“Last year, we had a drug that was called Tramadol. We have also had one called Relief, and now we have Kush. These things are destroying the lives of our young people. As the Inter-religious Council, we are appealing to the ministry of youth to put in place an organized way of dealing with this challenge. We need to find out who is behind this substance called Kush and who is benefitting from it,” Archbishop Tamba told ACI Africa during the November 7 interview. 

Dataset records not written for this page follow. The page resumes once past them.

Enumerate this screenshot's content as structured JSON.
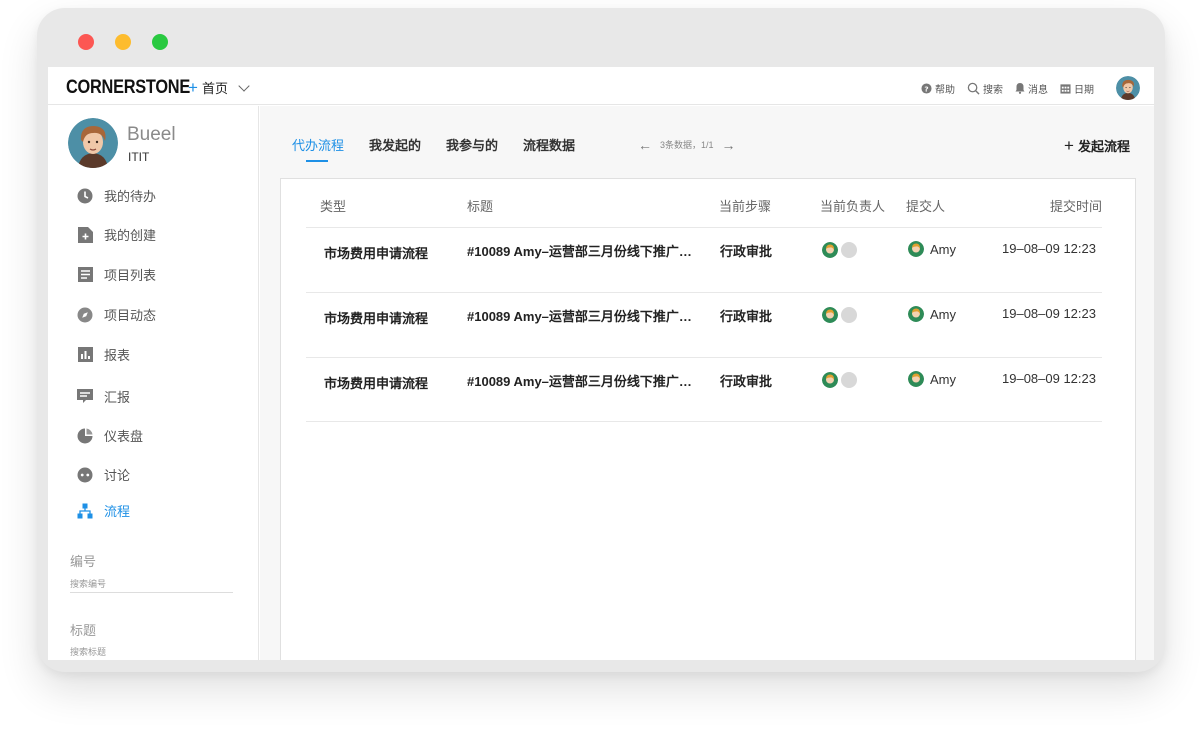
{
  "window": {
    "buttons": [
      "close",
      "minimize",
      "maximize"
    ]
  },
  "topbar": {
    "logo": "CORNERSTONE",
    "home_label": "首页",
    "help_label": "帮助",
    "search_label": "搜索",
    "messages_label": "消息",
    "calendar_label": "日期"
  },
  "profile": {
    "name": "Bueel",
    "team": "ITIT"
  },
  "sidebar": {
    "items": [
      {
        "label": "我的待办",
        "icon": "clock-icon"
      },
      {
        "label": "我的创建",
        "icon": "add-doc-icon"
      },
      {
        "label": "项目列表",
        "icon": "list-doc-icon"
      },
      {
        "label": "项目动态",
        "icon": "compass-icon"
      },
      {
        "label": "报表",
        "icon": "bar-chart-icon"
      },
      {
        "label": "汇报",
        "icon": "comment-icon"
      },
      {
        "label": "仪表盘",
        "icon": "pie-icon"
      },
      {
        "label": "讨论",
        "icon": "chat-dots-icon"
      },
      {
        "label": "流程",
        "icon": "flow-icon",
        "active": true
      }
    ],
    "filters": {
      "number_label": "编号",
      "number_placeholder": "搜索编号",
      "title_label": "标题",
      "title_placeholder": "搜索标题"
    }
  },
  "main": {
    "tabs": [
      "代办流程",
      "我发起的",
      "我参与的",
      "流程数据"
    ],
    "active_tab": 0,
    "pager_text": "3条数据，1/1",
    "start_flow_label": "发起流程",
    "table": {
      "headers": [
        "类型",
        "标题",
        "当前步骤",
        "当前负责人",
        "提交人",
        "提交时间"
      ],
      "rows": [
        {
          "type": "市场费用申请流程",
          "title": "#10089 Amy–运营部三月份线下推广…",
          "step": "行政审批",
          "submitter": "Amy",
          "time": "19–08–09 12:23"
        },
        {
          "type": "市场费用申请流程",
          "title": "#10089 Amy–运营部三月份线下推广…",
          "step": "行政审批",
          "submitter": "Amy",
          "time": "19–08–09 12:23"
        },
        {
          "type": "市场费用申请流程",
          "title": "#10089 Amy–运营部三月份线下推广…",
          "step": "行政审批",
          "submitter": "Amy",
          "time": "19–08–09 12:23"
        }
      ]
    }
  },
  "colors": {
    "accent": "#1e90e6",
    "close": "#fc5753",
    "minimize": "#fdbc2e",
    "maximize": "#29c940"
  }
}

Agnes Aineah is a Kenyan journalist with a background in digital and newspaper reporting. She holds a Master of Arts in Digital Journalism from the Aga Khan University, Graduate School of Media and Communications and a Bachelor's Degree in Linguistics, Media and Communications from Kenya's Moi University. Agnes currently serves as a journalist for ACI Africa.